Woods and Mantzke cut the dinghy loose and decided to lie a-hull. “We were doing about 2 to 3 knots [to the south] lying a-hull,” he says.

Late that morning, Woods estimates the waves were 20 feet, steep and close, and the wind was blowing at “Force 9” (41 to 47 knots). By early afternoon, he says, conditions had changed.

“At 2 o’clock, the wind got up very significantly so that when I went outside, I couldn’t stand up without holding on, and my face was being distorted by the wind, [which was blowing] probably about 70 knots,” Woods says. “The sea turned completely white, [with] a lot of blown spray.”

That’s when the pair decided their lives were in danger. “We set off the EPIRB and also called the Coast Guard in England with the satellite phone. From then on, we called them every hour.”

Woods estimates that seas built to 25 to 30 feet, with occasional monster waves. “And we could see, you’ve just got to be in the wrong place at the wrong time to catch them,” he says.

Over their satellite phone, they learned that the Mexican Coast Guard was coordinating any rescue attempt. “But nothing much seemed to be happening,” says Woods. “Then at some stage the U.S. Coast Guard got involved.” It asked vessels in Eclipse’s vicinity to provide assistance, and the frigate Ford was about 100 miles away. “It actually had hove-to because the captain told us he didn’t want to risk his ship and his crew going into the area where we were.”

At 11 p.m. Woods says they were surprised when they heard an American woman’s voice calling on the VHF. “She said she was in a helicopter and would be with us in 10 minutes,” he says. “We lit a flare so she could see us. They hovered at 100 feet. The swimmer came down to pick Jetti up and then came down to pick me up. The helicopter pilot said she was hovering at 50 knots to keep stationary. They took us back to the ship.”
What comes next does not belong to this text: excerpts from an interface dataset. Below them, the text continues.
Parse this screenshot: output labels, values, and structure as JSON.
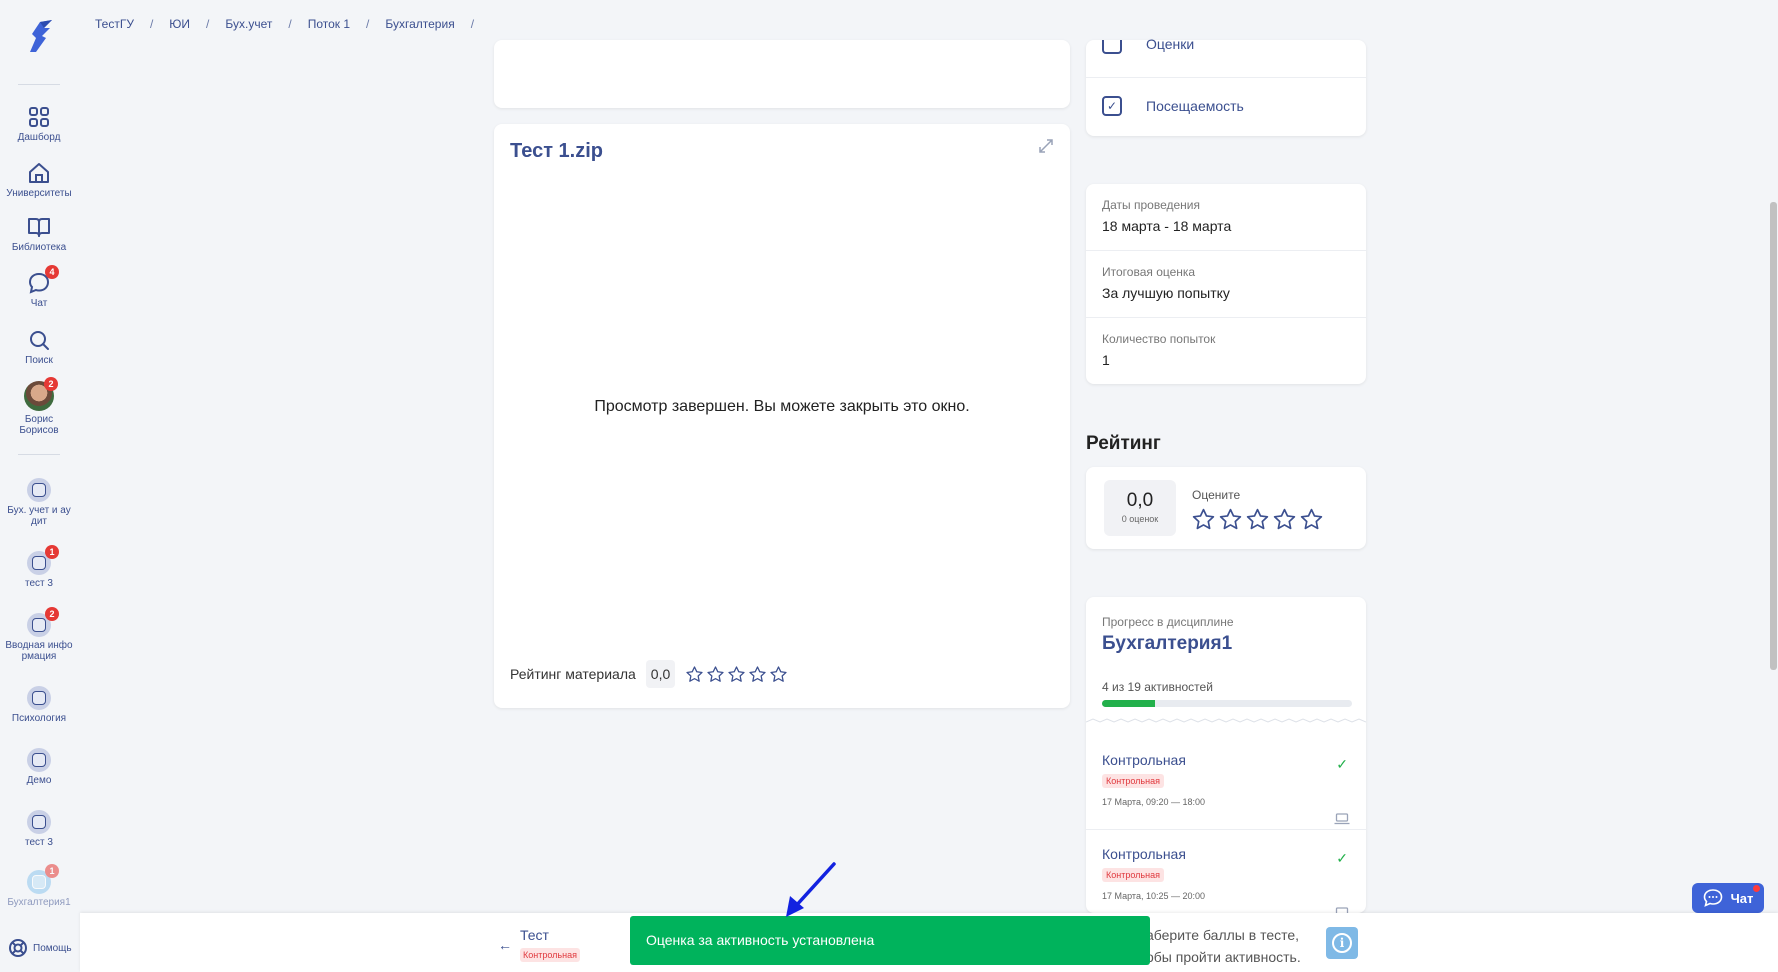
{
  "breadcrumbs": [
    "ТестГУ",
    "ЮИ",
    "Бух.учет",
    "Поток 1",
    "Бухгалтерия"
  ],
  "sidebar": {
    "nav": [
      {
        "label": "Дашборд",
        "icon": "dashboard-icon"
      },
      {
        "label": "Университеты",
        "icon": "university-icon"
      },
      {
        "label": "Библиотека",
        "icon": "library-icon"
      },
      {
        "label": "Чат",
        "icon": "chat-icon",
        "badge": "4"
      },
      {
        "label": "Поиск",
        "icon": "search-icon"
      },
      {
        "label": "Борис Борисов",
        "icon": "avatar",
        "badge": "2"
      }
    ],
    "courses": [
      {
        "label": "Бух. учет и ау дит"
      },
      {
        "label": "тест 3",
        "badge": "1"
      },
      {
        "label": "Вводная инфо рмация",
        "badge": "2"
      },
      {
        "label": "Психология"
      },
      {
        "label": "Демо"
      },
      {
        "label": "тест 3"
      },
      {
        "label": "Бухгалтерия1",
        "badge": "1"
      }
    ],
    "help_label": "Помощь"
  },
  "viewer": {
    "title": "Тест 1.zip",
    "message": "Просмотр завершен. Вы можете закрыть это окно.",
    "rating_label": "Рейтинг материала",
    "rating_value": "0,0",
    "stars_filled": 0,
    "stars_total": 5
  },
  "side_menu": {
    "grades_label": "Оценки",
    "attendance_label": "Посещаемость"
  },
  "details": {
    "dates_label": "Даты проведения",
    "dates_value": "18 марта - 18 марта",
    "final_grade_label": "Итоговая оценка",
    "final_grade_value": "За лучшую попытку",
    "attempts_label": "Количество попыток",
    "attempts_value": "1"
  },
  "rating": {
    "heading": "Рейтинг",
    "score": "0,0",
    "count": "0 оценок",
    "rate_label": "Оцените"
  },
  "progress": {
    "label": "Прогресс в дисциплине",
    "title": "Бухгалтерия1",
    "count": "4 из 19 активностей",
    "fraction": 0.21,
    "activities": [
      {
        "title": "Контрольная",
        "tag": "Контрольная",
        "time": "17 Марта, 09:20 — 18:00"
      },
      {
        "title": "Контрольная",
        "tag": "Контрольная",
        "time": "17 Марта, 10:25 — 20:00"
      }
    ]
  },
  "bottom": {
    "back_title": "Тест",
    "back_tag": "Контрольная",
    "hint_line1": "аберите баллы в тесте,",
    "hint_line2": "обы пройти активность."
  },
  "toast": "Оценка за активность установлена",
  "chat_button": "Чат",
  "colors": {
    "accent": "#3b4f8f",
    "success": "#00b35c",
    "danger": "#e53935",
    "chat": "#3e63d8"
  }
}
Woods and Mantzke rented a plane in Mexico and flew over an area where they thought Eclipse might be but saw nothing, he says. “On April 5 we had an e-mail from a fishing boat agent in Panama saying one of his fishing ships had found the boat … 1,100 miles south of Acapulco and 2,000 miles from Panama.”

Woods says the 300-foot ship would charge $56,000 a day for two days to tow Eclipse to shore. “It wasn’t economic,” he says. “The other problem was these fishermen found that they weren’t the first persons on board.” Woods says he was told that the electronics, the boom and mainsail, the outboard and the solar panels that were bolted to the deck were missing. He says an ocean-drift expert said it would take about two years for Eclipse to cross the Pacific and wash up in Japan or the Philippines.

“As an owner, it’s bad” to hear of the condition of the catamaran, Woods says. Eclipse was launched in 2001 and had covered about 20,000 miles, he says. As a designer, he is pleased that his work survived conditions at sea “that a 450-foot U.S. frigate thought it was too dangerous to navigate in. I think that sort of proves the seaworthiness.”